The software giant, based in Redmond, Wash., has also launched a new program to lure customers in the education and state and local government sectors off NetWare and onto Windows.
This battle underscores the larger war going on between the two companies for customers. Microsoft is aggressively trying to lure NetWare customers on to its proprietary Windows platform, while Novell is trying to convince them to move to its Open Enterprise Server, which it says protects the prior investment they made in NetWare while extending the freedom and flexibility of Linux.
This is not the first time that Microsoft has released figures for migration off Novells NetWare and onto Windows during BrainShare, with the apparent goal of diverting attention away from Novells conference news.
Last year during BrainShare, Microsoft announced with its partner Quest Software that they had successfully migrated more than 1.5 million Novell NetWare users to Microsoft Windows Server 2003.
In November 2004, Microsoft also rolled out a new set of programs, under the "Mid-Market NetWare Migration Promotion" banner, aimed at convincing Novells installed base—especially midsize companies—to move to Windows Server 2003.
"Microsoft and its partners continue to see progress in the area of NetWare migrations onto Windows, with more than 1.8 million successful commercial sector migrations completed in 2005 alone, and a total of 3.3 million customers migrated over the past two years," Ryan Gavin, Microsofts director of platform strategy, told eWEEK.
Asked where Microsoft had gotten those specific numbers, Gavin said they represented the number of "successful migrations completed in partnership with Quest Software in 2005." The figures also reflect the number of users rather than individual commercial migrations, and reflect migrations off Netware versions 4, 5 and 6 with Novell directory services 4, 5 and 8.
Jeff Jaffe, Novells chief technology officer refused to be drawn into the fray over migration numbers, but he told eWEEK in an interview that Novell was a big believer in choice and interoperability, which was evident in its embrace of open standards and building an infrastructure that interoperated with Windows.
"Our customers want to preserve the top-class services they get along with NetWare, and Windows simply does not offer these, not now and not into the future.
"But customers also would like to be able to have their infrastructure work with both Windows and NetWare.

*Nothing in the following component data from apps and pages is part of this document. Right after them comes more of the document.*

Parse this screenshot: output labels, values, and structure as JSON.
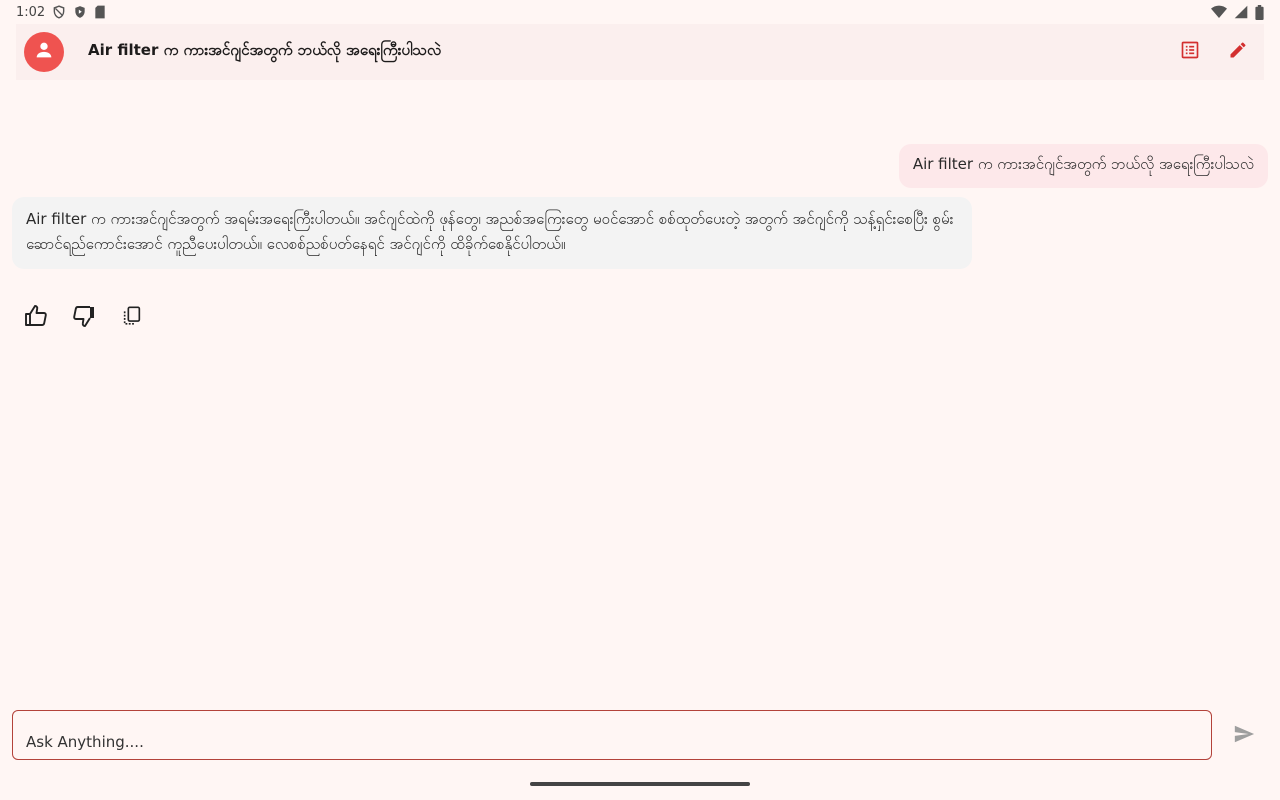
{
  "status_bar": {
    "time": "1:02"
  },
  "app_bar": {
    "title": "Air filter က ကားအင်ဂျင်အတွက် ဘယ်လို အရေးကြီးပါသလဲ",
    "accent_color": "#d32f2f",
    "avatar_color": "#ef5350"
  },
  "chat": {
    "user_message": "Air filter က ကားအင်ဂျင်အတွက် ဘယ်လို အရေးကြီးပါသလဲ",
    "bot_message": "Air filter က ကားအင်ဂျင်အတွက် အရမ်းအရေးကြီးပါတယ်။ အင်ဂျင်ထဲကို ဖုန်တွေ၊ အညစ်အကြေးတွေ မဝင်အောင် စစ်ထုတ်ပေးတဲ့ အတွက် အင်ဂျင်ကို သန့်ရှင်းစေပြီး စွမ်းဆောင်ရည်ကောင်းအောင် ကူညီပေးပါတယ်။ လေစစ်ညစ်ပတ်နေရင် အင်ဂျင်ကို ထိခိုက်စေနိုင်ပါတယ်။"
  },
  "feedback": {
    "icons": [
      "thumb-up-icon",
      "thumb-down-icon",
      "copy-icon"
    ]
  },
  "input": {
    "placeholder": "Ask Anything...."
  }
}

So our goal is simply to give customers what they want: interoperating with Windows is a good way of doing that," Jaffe said.
But, from Microsofts perspective, customers are currently at a crossroads when it comes to their Novell NetWare environment, facing the option of "either staying with NetWare as it stands today, with no plans for new versions, or upgrading to SUSE Linux. Many are making the choice to move to Windows," the spokesman said.
Microsoft is, however, not content with limiting potential NetWare migrations to the commercial sector, and is now targeting customers in the education and state and local government sectors who the Redmond, Wash. software firm said is facing the same migration choices.
In line with this, Microsoft announced on March 20 a new program targeted at helping these education and government sector customers evaluate, deploy and administer the Windows platform.
It is offering them free network assessment, eVouchers for training to help them understand the Microsoft platform and a support voucher for a free premiere Support incident.
Ron Hovsepian, Novells president and chief operating officer, told eWEEK in an interview that Microsoft remained a very real threat and had been targeting Novell and its customers for a long time now.
"But, rather than focusing on what our competitors are doing and saying, we are looking at where the market is going and what our customer needs are. Our open enterprise strategy flies in the face of Microsofts strategy," he said.
Novell has remained committed to migrating NetWare over to its Open Enterprise Server, as this gives customers many more options and would help them avoid the Windows Vista, Office 2007 and Longhorn server conversions they would face if they were on the Windows platform, he said.
Editors Note: This story was updated to include more information about migrations from Netware to Windows.